The movie may not have won over audiences, but shades of grey paint couldn’t be a more popular choice for West Coast homes this season. As designer Ami McKay puts it, “grey is the new beige,” and it’s trending as the basis for all colour palettes throughout the house. McKay personally prefers her greys on the taupey side and insists homeowners add earthy elements to give some life to a stark palette, such as baskets or wood pieces. Layering is also important, so if you’ve got a grey wall with a grey rug, incorporate some contrast with something like worn-in, tan leather chairs – because, yes, “there is such a thing as too much of a good thing,” says McKay.

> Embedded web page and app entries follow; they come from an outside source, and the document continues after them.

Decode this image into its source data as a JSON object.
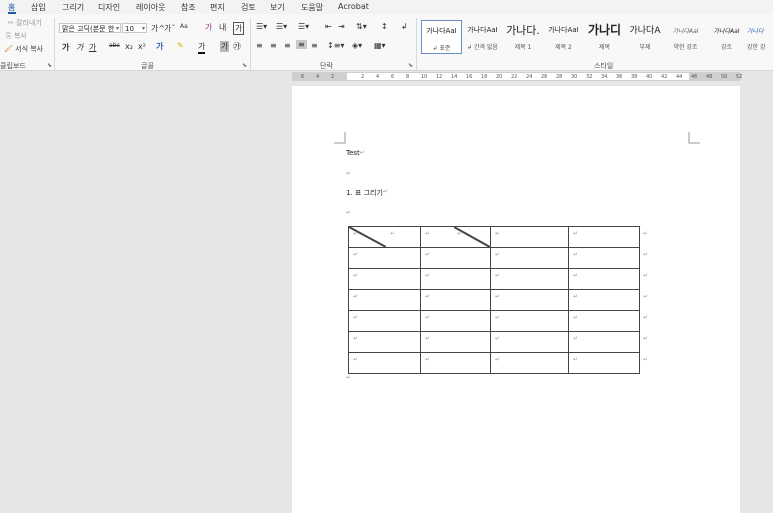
{
  "menu": [
    "홈",
    "삽입",
    "그리기",
    "디자인",
    "레이아웃",
    "참조",
    "편지",
    "검토",
    "보기",
    "도움말",
    "Acrobat"
  ],
  "clipboard": {
    "cut": "잘라내기",
    "copy": "복사",
    "format_painter": "서식 복사",
    "label": "클립보드"
  },
  "font": {
    "name": "맑은 고딕(본문 한",
    "size": "10",
    "grow": "가^",
    "shrink": "가ˇ",
    "case": "Aa",
    "clear": "가",
    "phonetic": "내",
    "charborder": "가",
    "bold": "가",
    "italic": "가",
    "underline": "가",
    "strike": "abc",
    "subscript": "x₂",
    "superscript": "x²",
    "text_effect": "가",
    "highlight": "가",
    "font_color": "가",
    "shading": "가",
    "enclose": "㉮",
    "label": "글꼴"
  },
  "paragraph": {
    "label": "단락"
  },
  "styles": {
    "label": "스타일",
    "items": [
      {
        "sample": "가나다AaI",
        "name": "↲ 표준"
      },
      {
        "sample": "가나다AaI",
        "name": "↲ 간격 없음"
      },
      {
        "sample": "가나다.",
        "name": "제목 1"
      },
      {
        "sample": "가나다AaI",
        "name": "제목 2"
      },
      {
        "sample": "가나디",
        "name": "제목"
      },
      {
        "sample": "가나다A",
        "name": "부제"
      },
      {
        "sample": "가나다AaI",
        "name": "약한 강조"
      },
      {
        "sample": "가나다AaI",
        "name": "강조"
      },
      {
        "sample": "가나다",
        "name": "강한 강"
      }
    ]
  },
  "ruler": {
    "ticks": [
      "6",
      "4",
      "2",
      "",
      "2",
      "4",
      "6",
      "8",
      "10",
      "12",
      "14",
      "16",
      "18",
      "20",
      "22",
      "24",
      "26",
      "28",
      "30",
      "32",
      "34",
      "36",
      "38",
      "40",
      "42",
      "44",
      "46",
      "48",
      "50",
      "52"
    ]
  },
  "document": {
    "line1": "Test",
    "list_item": "1.  표 그리기",
    "para_mark": "↵",
    "table": {
      "rows": 7,
      "cols": 4,
      "diagonal_cells": [
        "r0c0",
        "r0c1b"
      ]
    }
  }
}
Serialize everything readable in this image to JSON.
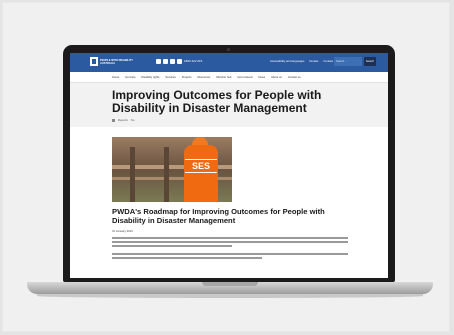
{
  "site": {
    "logo_text": "PEOPLE WITH DISABILITY AUSTRALIA",
    "phone": "1800 422 015",
    "top_links": [
      "Accessibility and languages",
      "Donate",
      "Contact us"
    ],
    "search_placeholder": "Search ...",
    "search_button": "Search"
  },
  "nav": [
    "Home",
    "Get help",
    "Disability rights",
    "Services",
    "Projects",
    "Resources",
    "Member hub",
    "Get involved",
    "News",
    "About us",
    "Contact us"
  ],
  "hero": {
    "title": "Improving Outcomes for People with Disability in Disaster Management",
    "meta": [
      "Reports",
      "No"
    ]
  },
  "article": {
    "image_sign": "SES",
    "title": "PWDA's Roadmap for Improving Outcomes for People with Disability in Disaster Management",
    "date": "31 January 2023"
  }
}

It’s official: 2015 marks the return of the houseplant. And local landscape designer Jordan McDonald says ByNature’s Wallflower living frame has grown to be a top choice for urban dwellers as more and more people are trying to find creative ways to bring plants inside the home and office. McDonald says this is by far the lowest maintenance and most accessible living wall system for beginner green thumbs – all you have to do is add water. The Wallflower and ByNature’s Boskke sky planter (an upside-down hanging pot) both have foolproof water indicators that tell you when it’s time to hydrate.
Vancouver’s Joue Design has just launched its latest collection of luxury throw pillows. The Colette design (centre) from the spring/summer 2015 collection revels in West Coast blues and greens, drawing inspiration from the coastline between Vancouver and California. The Zoe collection (left and right) was inspired by South France’s spring meadows and borrows colours from the crystal lapis blue of the French Riviera. Designed and handcrafted in Vancouver, the backs of the pillows feature a 100 per cent metallic linen and each is finished with Joue’s signature gold topstitching.
These four decor trends will freshen up your home and garden for spring
Fries with that?
There is a highly anticipated plant coming to North America this year, according to local landscape designer Jordan McDonald, and it’s called Ketchup ’n’ Fries. “It sounds like it came from some crazy laboratory, but the process is nothing new,” says McDonald. Ketchup ’n’ Fries by TomTato is an all-natural, non-genetically modified tomato that’s simply been grafted onto a potato plant root stock, the two being old relatives. “This means that you have a tomato plant producing tasty fruit up top, while the roots are producing potatoes under the soil,” says McKay. It’s a hardworking plant that saves on space, making it ideal for patio or container veggie gardeners.
Available at VanDusen Garden Shop, 5251 Oak Street